Do you want to SharePoint OCR PDFs?
Knowing what format and how you want to search can be critical, and having OCR PDFs in SharePoint can allow for full text search.

All of the OCR Solutions on this page focus on doing the process before the documents hit SharePoint.  I will write an article later on solutions that can OCR documents within SharePoint Libraries later.

Saturday, January 23, 2010

What is OCR, ICR and OMR?

What is OCR, ICR and OMR?

In the area of text conversion, there is often confusion on the acronyms that surround the industry, and what each one designates.  Below are some quick overviews of each of the recognition technologies, and what they accomplish:

Optical Character Recognition (OCR) Software

OCR Software takes images, and converts them to searchable text.  The output can be a plain text file, or the industry standard today is an image with hidden text PDF.  OCR can also be utilized to extract data from scanned images, providing a means to either harvest information, or create index fields for later search. OCR Software Definition

Intelligent Character Recognition (ICR) Software

ICR Software provides the ability to recognize handwritten, or hand printed text.  This process can be extrememly accurate when the printed text is bound by boxes, or combed form fields.  Hanwriting is a little more complex, and typically requires many samples to be accurate. ICR Software Definition

Optical Mark Recognition (OMR) Software

OMR Software, somtimes called "mark sesnse", provides the ability to read checked boxes on forms or documents.  The software senses the difference between an unmarked and marked box using a baseline reading, and then allows the recognition to take place.

Many manufacturers combine all 3 into a single recognition engine that provides powerful analysis capabilities for scanned documents and forms.  OMR Software Definition

Saturday, January 16, 2010

OCR Software and Image Processing

OCR Software and Image Processing

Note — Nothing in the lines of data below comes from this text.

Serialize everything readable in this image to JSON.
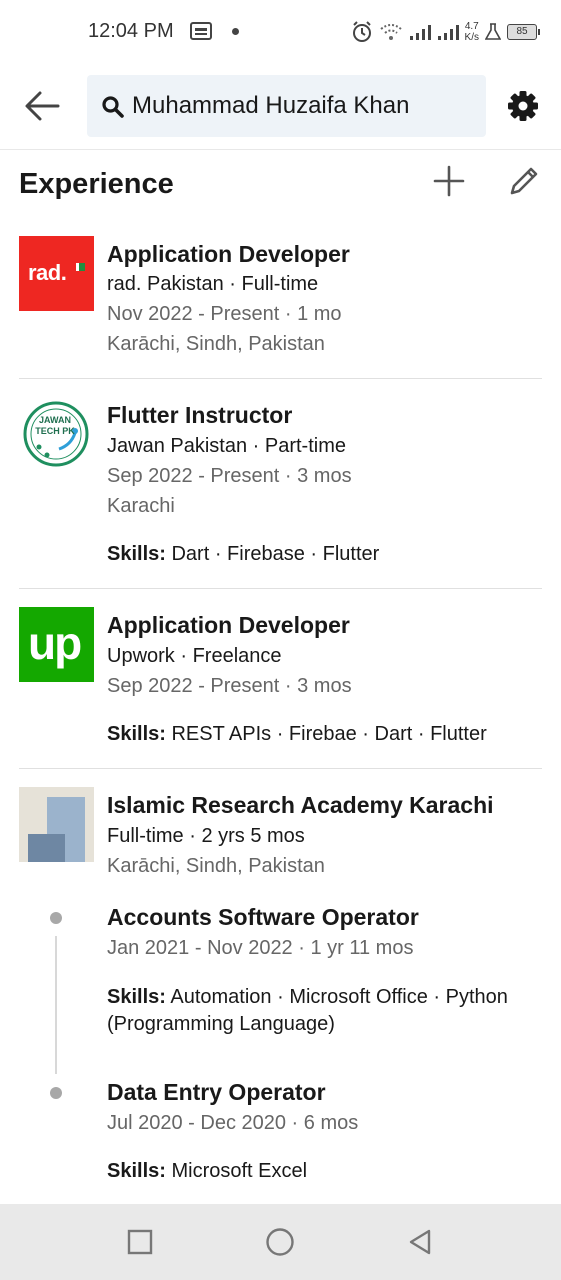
{
  "status_bar": {
    "time": "12:04 PM",
    "net_speed_value": "4.7",
    "net_speed_unit": "K/s",
    "battery": "85"
  },
  "search": {
    "query": "Muhammad Huzaifa Khan"
  },
  "section": {
    "title": "Experience"
  },
  "skills_label": "Skills:",
  "experiences": [
    {
      "logo_text": "rad.",
      "title": "Application Developer",
      "company": "rad. Pakistan · Full-time",
      "dates": "Nov 2022 - Present · 1 mo",
      "location": "Karāchi, Sindh, Pakistan"
    },
    {
      "logo_text": "JAWAN TECH PK",
      "title": "Flutter Instructor",
      "company": "Jawan Pakistan · Part-time",
      "dates": "Sep 2022 - Present · 3 mos",
      "location": "Karachi",
      "skills": "Dart · Firebase · Flutter"
    },
    {
      "logo_text": "up",
      "title": "Application Developer",
      "company": "Upwork · Freelance",
      "dates": "Sep 2022 - Present · 3 mos",
      "skills": "REST APIs · Firebae · Dart · Flutter"
    },
    {
      "title": "Islamic Research Academy Karachi",
      "company": "Full-time · 2 yrs 5 mos",
      "location": "Karāchi, Sindh, Pakistan",
      "roles": [
        {
          "title": "Accounts Software Operator",
          "dates": "Jan 2021 - Nov 2022 · 1 yr 11 mos",
          "skills": "Automation · Microsoft Office · Python (Programming Language)"
        },
        {
          "title": "Data Entry Operator",
          "dates": "Jul 2020 - Dec 2020 · 6 mos",
          "skills": "Microsoft Excel"
        }
      ]
    }
  ],
  "colors": {
    "rad_red": "#ee2722",
    "upwork_green": "#14a800",
    "jawan_green": "#1f8f5f",
    "search_bg": "#eef3f8"
  }
}
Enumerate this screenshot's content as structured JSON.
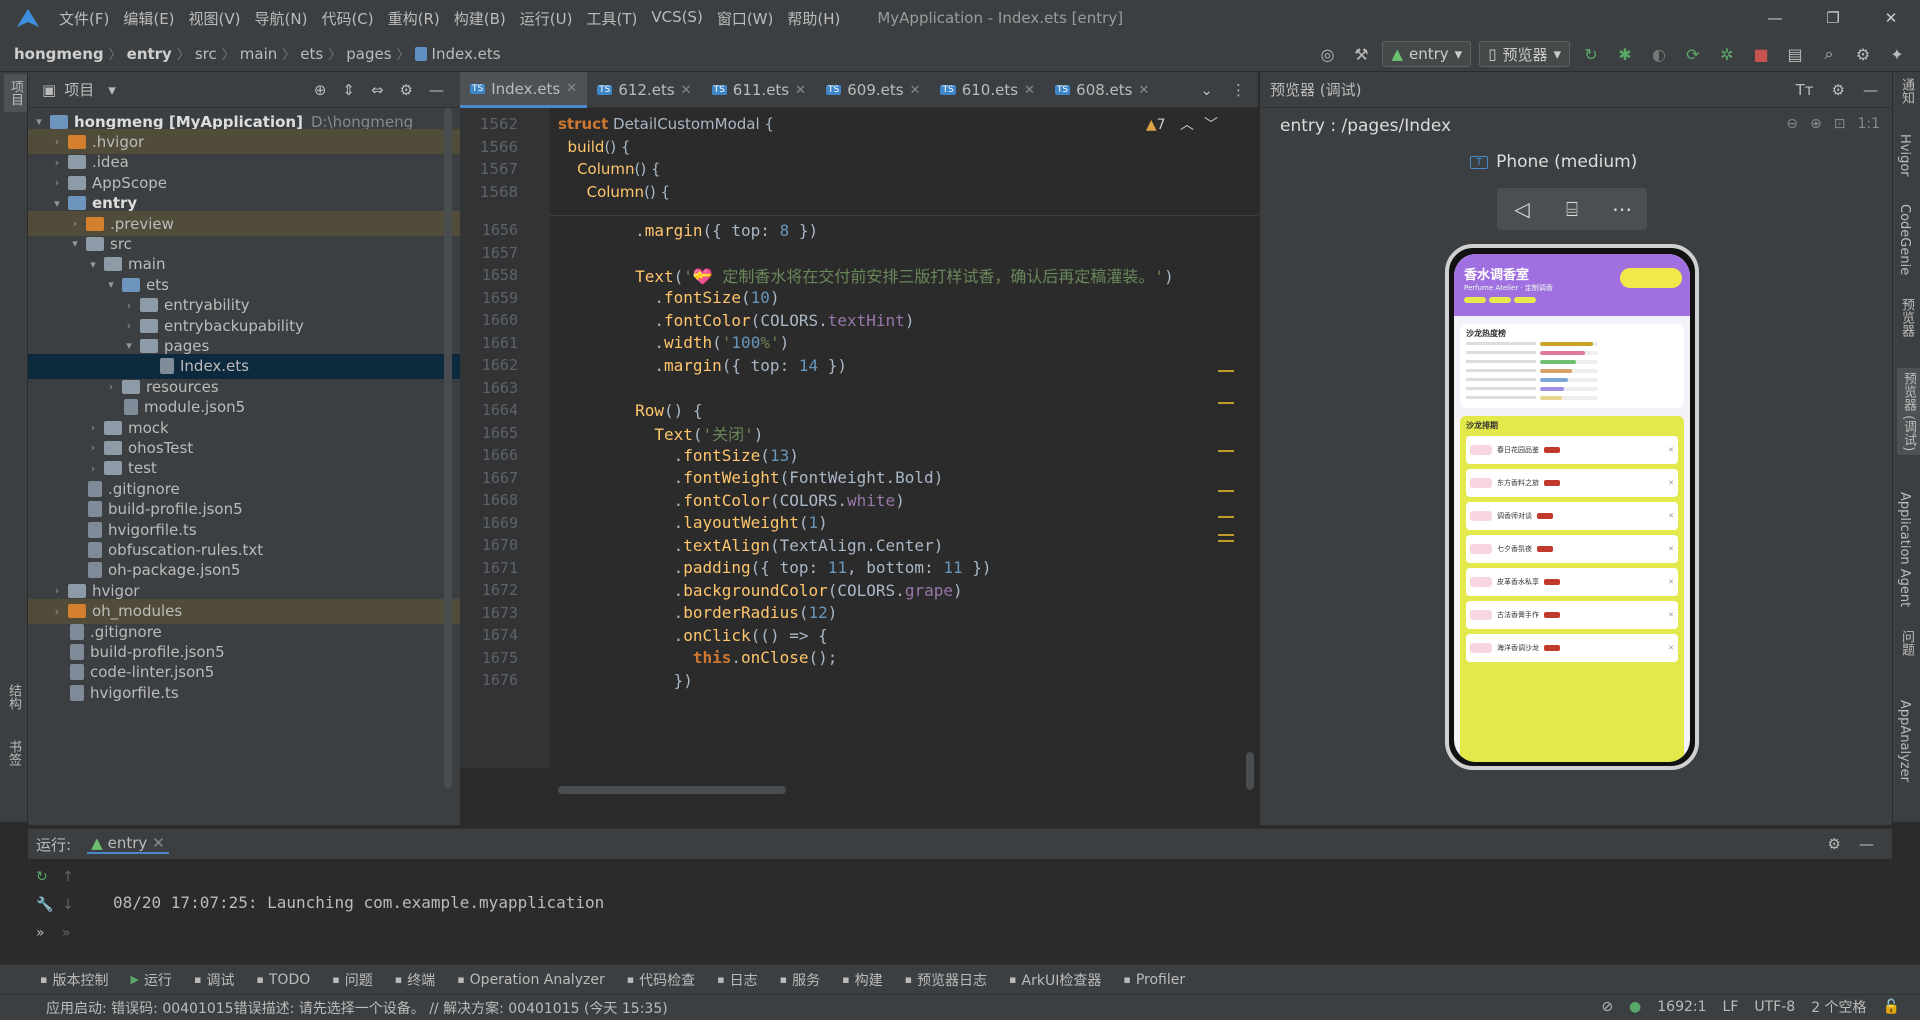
{
  "menu": {
    "items": [
      "文件(F)",
      "编辑(E)",
      "视图(V)",
      "导航(N)",
      "代码(C)",
      "重构(R)",
      "构建(B)",
      "运行(U)",
      "工具(T)",
      "VCS(S)",
      "窗口(W)",
      "帮助(H)"
    ],
    "window_title": "MyApplication - Index.ets [entry]"
  },
  "breadcrumb": [
    "hongmeng",
    "entry",
    "src",
    "main",
    "ets",
    "pages",
    "Index.ets"
  ],
  "toolbar": {
    "module": "entry",
    "device": "预览器"
  },
  "project": {
    "title": "项目",
    "tree": [
      {
        "label": "hongmeng [MyApplication]",
        "extra": "D:\\hongmeng",
        "depth": 0,
        "type": "folder",
        "color": "blue",
        "open": true
      },
      {
        "label": ".hvigor",
        "depth": 1,
        "type": "folder",
        "color": "orange",
        "open": false,
        "hl": true
      },
      {
        "label": ".idea",
        "depth": 1,
        "type": "folder",
        "color": "gray",
        "open": false
      },
      {
        "label": "AppScope",
        "depth": 1,
        "type": "folder",
        "color": "gray",
        "open": false
      },
      {
        "label": "entry",
        "depth": 1,
        "type": "folder",
        "color": "blue",
        "open": true,
        "bold": true
      },
      {
        "label": ".preview",
        "depth": 2,
        "type": "folder",
        "color": "orange",
        "open": false,
        "hl": true
      },
      {
        "label": "src",
        "depth": 2,
        "type": "folder",
        "color": "gray",
        "open": true
      },
      {
        "label": "main",
        "depth": 3,
        "type": "folder",
        "color": "gray",
        "open": true
      },
      {
        "label": "ets",
        "depth": 4,
        "type": "folder",
        "color": "blue",
        "open": true
      },
      {
        "label": "entryability",
        "depth": 5,
        "type": "folder",
        "color": "gray",
        "open": false
      },
      {
        "label": "entrybackupability",
        "depth": 5,
        "type": "folder",
        "color": "gray",
        "open": false
      },
      {
        "label": "pages",
        "depth": 5,
        "type": "folder",
        "color": "gray",
        "open": true
      },
      {
        "label": "Index.ets",
        "depth": 6,
        "type": "file",
        "sel": true
      },
      {
        "label": "resources",
        "depth": 4,
        "type": "folder",
        "color": "gray",
        "open": false
      },
      {
        "label": "module.json5",
        "depth": 4,
        "type": "file"
      },
      {
        "label": "mock",
        "depth": 3,
        "type": "folder",
        "color": "gray",
        "open": false
      },
      {
        "label": "ohosTest",
        "depth": 3,
        "type": "folder",
        "color": "gray",
        "open": false
      },
      {
        "label": "test",
        "depth": 3,
        "type": "folder",
        "color": "gray",
        "open": false
      },
      {
        "label": ".gitignore",
        "depth": 2,
        "type": "file"
      },
      {
        "label": "build-profile.json5",
        "depth": 2,
        "type": "file"
      },
      {
        "label": "hvigorfile.ts",
        "depth": 2,
        "type": "file"
      },
      {
        "label": "obfuscation-rules.txt",
        "depth": 2,
        "type": "file"
      },
      {
        "label": "oh-package.json5",
        "depth": 2,
        "type": "file"
      },
      {
        "label": "hvigor",
        "depth": 1,
        "type": "folder",
        "color": "gray",
        "open": false
      },
      {
        "label": "oh_modules",
        "depth": 1,
        "type": "folder",
        "color": "orange",
        "open": false,
        "hl": true
      },
      {
        "label": ".gitignore",
        "depth": 1,
        "type": "file"
      },
      {
        "label": "build-profile.json5",
        "depth": 1,
        "type": "file"
      },
      {
        "label": "code-linter.json5",
        "depth": 1,
        "type": "file"
      },
      {
        "label": "hvigorfile.ts",
        "depth": 1,
        "type": "file"
      }
    ]
  },
  "tabs": [
    "Index.ets",
    "612.ets",
    "611.ets",
    "609.ets",
    "610.ets",
    "608.ets"
  ],
  "editor": {
    "warnings": "7",
    "sticky": [
      {
        "n": "1562",
        "t": "struct DetailCustomModal {"
      },
      {
        "n": "1566",
        "t": "  build() {"
      },
      {
        "n": "1567",
        "t": "    Column() {"
      },
      {
        "n": "1568",
        "t": "      Column() {"
      }
    ],
    "lines": [
      {
        "n": "1656",
        "t": "        .margin({ top: 8 })"
      },
      {
        "n": "1657",
        "t": ""
      },
      {
        "n": "1658",
        "t": "        Text('💝 定制香水将在交付前安排三版打样试香，确认后再定稿灌装。')"
      },
      {
        "n": "1659",
        "t": "          .fontSize(10)"
      },
      {
        "n": "1660",
        "t": "          .fontColor(COLORS.textHint)"
      },
      {
        "n": "1661",
        "t": "          .width('100%')"
      },
      {
        "n": "1662",
        "t": "          .margin({ top: 14 })"
      },
      {
        "n": "1663",
        "t": ""
      },
      {
        "n": "1664",
        "t": "        Row() {"
      },
      {
        "n": "1665",
        "t": "          Text('关闭')"
      },
      {
        "n": "1666",
        "t": "            .fontSize(13)"
      },
      {
        "n": "1667",
        "t": "            .fontWeight(FontWeight.Bold)"
      },
      {
        "n": "1668",
        "t": "            .fontColor(COLORS.white)"
      },
      {
        "n": "1669",
        "t": "            .layoutWeight(1)"
      },
      {
        "n": "1670",
        "t": "            .textAlign(TextAlign.Center)"
      },
      {
        "n": "1671",
        "t": "            .padding({ top: 11, bottom: 11 })"
      },
      {
        "n": "1672",
        "t": "            .backgroundColor(COLORS.grape)"
      },
      {
        "n": "1673",
        "t": "            .borderRadius(12)"
      },
      {
        "n": "1674",
        "t": "            .onClick(() => {"
      },
      {
        "n": "1675",
        "t": "              this.onClose();"
      },
      {
        "n": "1676",
        "t": "            })"
      }
    ]
  },
  "preview": {
    "title": "预览器 (调试)",
    "path": "entry : /pages/Index",
    "device": "Phone (medium)",
    "app": {
      "title": "香水调香室",
      "subtitle": "Perfume Atelier · 定制调香",
      "section1": "沙龙热度榜",
      "section2": "沙龙排期",
      "bars": [
        {
          "v": 0.92,
          "c": "#c9a227"
        },
        {
          "v": 0.78,
          "c": "#e07a9a"
        },
        {
          "v": 0.62,
          "c": "#6cc070"
        },
        {
          "v": 0.55,
          "c": "#d9a06a"
        },
        {
          "v": 0.48,
          "c": "#7aa6d8"
        },
        {
          "v": 0.42,
          "c": "#a38be0"
        },
        {
          "v": 0.38,
          "c": "#e8d48a"
        }
      ],
      "events": [
        "春日花园品鉴",
        "东方香料之旅",
        "调香师对谈",
        "七夕香氛夜",
        "皮革香水私享",
        "古法香膏手作",
        "海洋香调沙龙"
      ]
    }
  },
  "run": {
    "label": "运行:",
    "config": "entry",
    "log": "08/20 17:07:25: Launching com.example.myapplication"
  },
  "bottom_tabs": [
    "版本控制",
    "运行",
    "调试",
    "TODO",
    "问题",
    "终端",
    "Operation Analyzer",
    "代码检查",
    "日志",
    "服务",
    "构建",
    "预览器日志",
    "ArkUI检查器",
    "Profiler"
  ],
  "status": {
    "message": "应用启动: 错误码: 00401015错误描述: 请先选择一个设备。 // 解决方案: 00401015 (今天 15:35)",
    "position": "1692:1",
    "line_sep": "LF",
    "encoding": "UTF-8",
    "indent": "2 个空格"
  },
  "left_strip": [
    "项目",
    "结构",
    "书签"
  ],
  "right_strip": [
    "通知",
    "Hvigor",
    "CodeGenie",
    "预览器",
    "预览器 (调试)",
    "Application Agent",
    "问题",
    "AppAnalyzer"
  ]
}
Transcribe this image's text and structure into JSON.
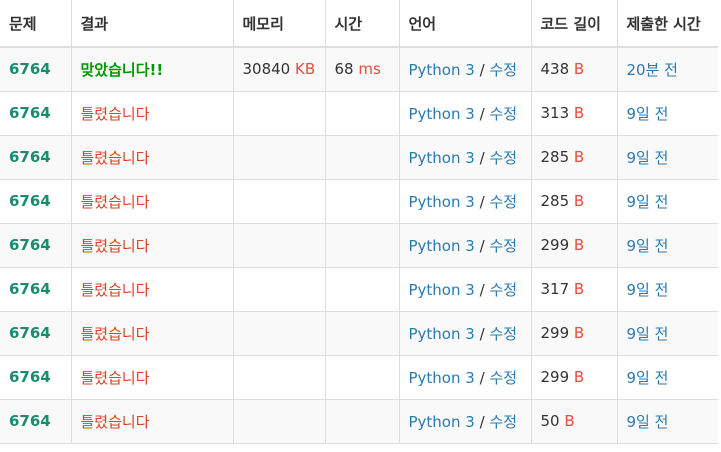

Why is image processing so important when utilizing Optical Character Recognition Software?

In order to get the highest possible accuracy with your OCR Application, the recognition process needs to have a clean image to examine.  The most important are auto-orientation, deskew and despeckle.  The Auto-orientation process examines tha page, and makes sure it is oriented correclty for the whole recognition process.  Deskew examines the page for any skewing, whcih may occur during the scan process, and "rights" the page to make sure the text is inline throughout the page.  Despeckle takes away any speckles on the page that can be falsely identified as font characters, but also can be attributed to any misreads of characters.

Older documents may require other functions, such as font improvement and deshading to insure the highest possible accuracy in the overall OCR process.